Return each line below holding the string "callout".

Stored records
● ● ● ● ●
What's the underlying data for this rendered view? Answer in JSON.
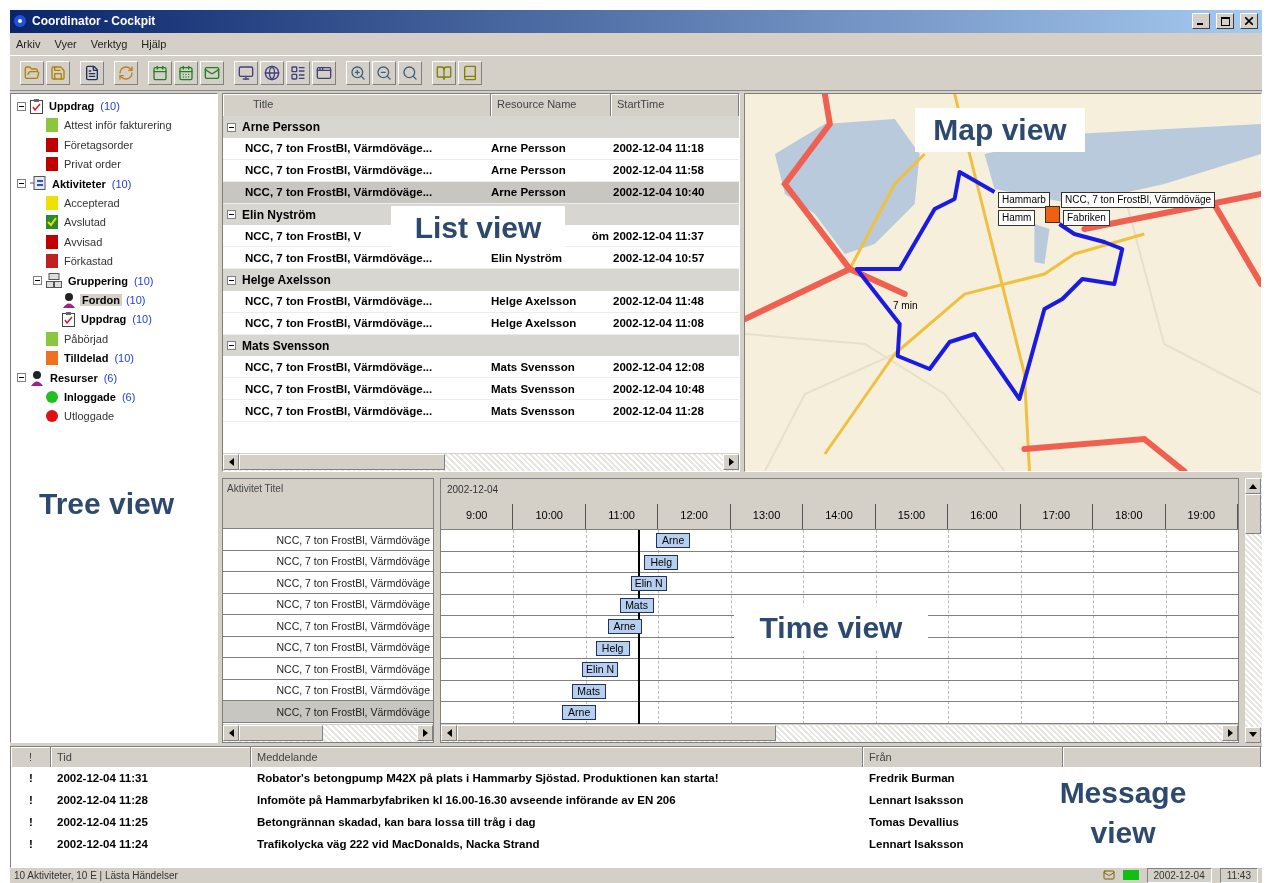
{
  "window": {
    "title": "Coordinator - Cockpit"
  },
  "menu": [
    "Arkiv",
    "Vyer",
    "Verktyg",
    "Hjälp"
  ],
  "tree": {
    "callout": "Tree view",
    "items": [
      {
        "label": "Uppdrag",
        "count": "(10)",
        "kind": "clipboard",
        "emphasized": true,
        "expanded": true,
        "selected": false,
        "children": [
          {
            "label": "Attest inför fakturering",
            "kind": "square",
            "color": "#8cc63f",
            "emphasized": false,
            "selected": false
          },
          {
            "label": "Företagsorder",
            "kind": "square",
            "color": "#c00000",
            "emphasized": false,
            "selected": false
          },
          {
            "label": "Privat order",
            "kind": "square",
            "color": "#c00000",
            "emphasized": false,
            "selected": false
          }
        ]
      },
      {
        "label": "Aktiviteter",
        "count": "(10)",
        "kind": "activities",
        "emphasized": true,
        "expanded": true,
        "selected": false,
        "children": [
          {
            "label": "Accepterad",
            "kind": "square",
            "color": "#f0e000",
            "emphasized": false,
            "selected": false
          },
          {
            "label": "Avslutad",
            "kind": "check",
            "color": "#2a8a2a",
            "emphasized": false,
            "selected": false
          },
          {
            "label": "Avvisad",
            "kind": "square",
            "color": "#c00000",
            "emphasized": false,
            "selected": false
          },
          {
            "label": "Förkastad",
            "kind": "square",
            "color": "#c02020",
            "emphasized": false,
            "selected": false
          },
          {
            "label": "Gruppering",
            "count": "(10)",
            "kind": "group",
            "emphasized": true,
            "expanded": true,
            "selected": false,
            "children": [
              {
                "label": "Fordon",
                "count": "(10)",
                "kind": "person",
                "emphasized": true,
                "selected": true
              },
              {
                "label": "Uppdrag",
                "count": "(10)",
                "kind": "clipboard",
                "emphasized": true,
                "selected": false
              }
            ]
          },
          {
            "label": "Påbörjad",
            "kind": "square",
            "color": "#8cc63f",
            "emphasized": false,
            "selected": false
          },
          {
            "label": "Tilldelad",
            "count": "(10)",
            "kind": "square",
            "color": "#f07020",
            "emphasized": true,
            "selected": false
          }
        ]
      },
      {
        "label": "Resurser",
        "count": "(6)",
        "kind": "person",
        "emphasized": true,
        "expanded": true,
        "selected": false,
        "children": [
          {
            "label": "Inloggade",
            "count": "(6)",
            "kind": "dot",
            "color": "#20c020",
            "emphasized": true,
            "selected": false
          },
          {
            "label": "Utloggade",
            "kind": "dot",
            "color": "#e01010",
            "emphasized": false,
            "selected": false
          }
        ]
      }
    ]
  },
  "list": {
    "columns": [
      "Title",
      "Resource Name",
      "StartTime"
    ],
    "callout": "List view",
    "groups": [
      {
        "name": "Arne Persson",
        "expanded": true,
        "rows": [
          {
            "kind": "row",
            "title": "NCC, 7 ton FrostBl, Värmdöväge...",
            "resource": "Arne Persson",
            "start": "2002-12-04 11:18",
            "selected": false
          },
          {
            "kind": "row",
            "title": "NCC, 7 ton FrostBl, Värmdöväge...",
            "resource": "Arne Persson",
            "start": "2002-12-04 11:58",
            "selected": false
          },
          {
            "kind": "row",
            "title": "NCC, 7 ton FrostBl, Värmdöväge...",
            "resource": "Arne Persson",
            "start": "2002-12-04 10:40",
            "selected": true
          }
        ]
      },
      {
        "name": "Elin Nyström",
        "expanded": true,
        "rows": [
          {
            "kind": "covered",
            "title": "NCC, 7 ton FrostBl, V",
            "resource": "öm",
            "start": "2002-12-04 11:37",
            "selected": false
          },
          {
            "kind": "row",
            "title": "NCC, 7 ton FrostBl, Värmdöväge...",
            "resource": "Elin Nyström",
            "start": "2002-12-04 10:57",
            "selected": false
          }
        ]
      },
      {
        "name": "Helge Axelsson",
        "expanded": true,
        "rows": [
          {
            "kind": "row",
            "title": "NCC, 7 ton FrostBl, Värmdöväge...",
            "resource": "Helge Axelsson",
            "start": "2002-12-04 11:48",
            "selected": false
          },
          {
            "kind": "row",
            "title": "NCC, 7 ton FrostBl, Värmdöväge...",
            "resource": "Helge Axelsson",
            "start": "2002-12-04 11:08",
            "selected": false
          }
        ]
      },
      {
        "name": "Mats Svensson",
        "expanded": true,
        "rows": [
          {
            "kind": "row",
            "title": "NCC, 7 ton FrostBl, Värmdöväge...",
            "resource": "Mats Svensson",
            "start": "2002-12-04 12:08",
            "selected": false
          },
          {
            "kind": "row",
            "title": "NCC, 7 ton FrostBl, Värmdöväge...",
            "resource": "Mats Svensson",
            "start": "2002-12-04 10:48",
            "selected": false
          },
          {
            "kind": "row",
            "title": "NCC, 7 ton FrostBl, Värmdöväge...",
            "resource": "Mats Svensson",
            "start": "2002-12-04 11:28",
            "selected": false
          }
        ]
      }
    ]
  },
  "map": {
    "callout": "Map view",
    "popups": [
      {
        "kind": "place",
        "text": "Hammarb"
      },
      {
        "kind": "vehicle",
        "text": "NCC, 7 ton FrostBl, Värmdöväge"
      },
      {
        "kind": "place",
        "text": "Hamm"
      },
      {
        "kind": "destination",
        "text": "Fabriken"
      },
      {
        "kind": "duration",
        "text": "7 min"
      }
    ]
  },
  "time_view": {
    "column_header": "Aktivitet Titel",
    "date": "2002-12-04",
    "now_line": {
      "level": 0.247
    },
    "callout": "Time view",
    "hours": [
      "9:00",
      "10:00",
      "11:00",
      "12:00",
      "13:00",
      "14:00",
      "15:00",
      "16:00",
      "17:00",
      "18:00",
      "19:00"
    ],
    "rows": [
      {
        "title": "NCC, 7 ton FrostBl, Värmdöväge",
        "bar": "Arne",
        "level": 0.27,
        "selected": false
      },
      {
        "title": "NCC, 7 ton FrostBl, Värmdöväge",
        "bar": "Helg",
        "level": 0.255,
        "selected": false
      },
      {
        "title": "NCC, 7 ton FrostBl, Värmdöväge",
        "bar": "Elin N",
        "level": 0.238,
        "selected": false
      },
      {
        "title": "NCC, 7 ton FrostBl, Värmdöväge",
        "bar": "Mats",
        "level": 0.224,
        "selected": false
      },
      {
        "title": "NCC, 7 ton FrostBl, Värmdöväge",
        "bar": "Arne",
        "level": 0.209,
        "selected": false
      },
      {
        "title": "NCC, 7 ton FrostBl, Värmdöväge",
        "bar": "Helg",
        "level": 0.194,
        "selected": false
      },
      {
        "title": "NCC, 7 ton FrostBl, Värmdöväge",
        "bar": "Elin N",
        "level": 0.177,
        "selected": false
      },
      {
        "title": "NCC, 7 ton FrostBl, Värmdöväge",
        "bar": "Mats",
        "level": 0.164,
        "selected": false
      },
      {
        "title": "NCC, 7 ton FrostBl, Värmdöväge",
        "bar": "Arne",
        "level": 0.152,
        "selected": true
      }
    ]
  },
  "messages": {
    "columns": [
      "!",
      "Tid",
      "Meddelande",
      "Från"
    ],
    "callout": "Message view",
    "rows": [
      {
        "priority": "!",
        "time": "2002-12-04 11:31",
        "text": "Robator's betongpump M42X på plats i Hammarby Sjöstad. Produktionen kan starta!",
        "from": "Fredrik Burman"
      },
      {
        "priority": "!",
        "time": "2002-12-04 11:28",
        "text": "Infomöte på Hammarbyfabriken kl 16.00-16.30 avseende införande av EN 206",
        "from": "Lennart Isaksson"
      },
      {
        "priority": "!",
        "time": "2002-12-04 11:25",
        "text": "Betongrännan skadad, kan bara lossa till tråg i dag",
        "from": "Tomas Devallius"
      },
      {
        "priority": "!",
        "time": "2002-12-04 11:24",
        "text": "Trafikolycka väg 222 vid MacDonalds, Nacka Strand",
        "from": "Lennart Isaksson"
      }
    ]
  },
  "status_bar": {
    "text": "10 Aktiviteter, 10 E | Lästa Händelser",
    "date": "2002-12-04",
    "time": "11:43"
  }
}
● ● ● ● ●
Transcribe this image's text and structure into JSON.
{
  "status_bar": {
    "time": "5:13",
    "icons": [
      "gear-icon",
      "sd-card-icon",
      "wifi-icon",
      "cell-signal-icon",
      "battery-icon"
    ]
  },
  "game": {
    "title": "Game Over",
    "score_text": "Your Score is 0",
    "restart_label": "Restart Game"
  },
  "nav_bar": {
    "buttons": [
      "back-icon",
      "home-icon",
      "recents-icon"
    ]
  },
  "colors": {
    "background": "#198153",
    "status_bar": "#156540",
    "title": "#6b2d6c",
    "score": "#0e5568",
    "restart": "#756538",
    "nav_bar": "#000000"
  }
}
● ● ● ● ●
§ RESPONSE TO THIS TASK
    "callout": "Tree view",
    "callout": "List view",
    "callout": "Map view",
    "callout": "Time view",
    "callout": "Message view",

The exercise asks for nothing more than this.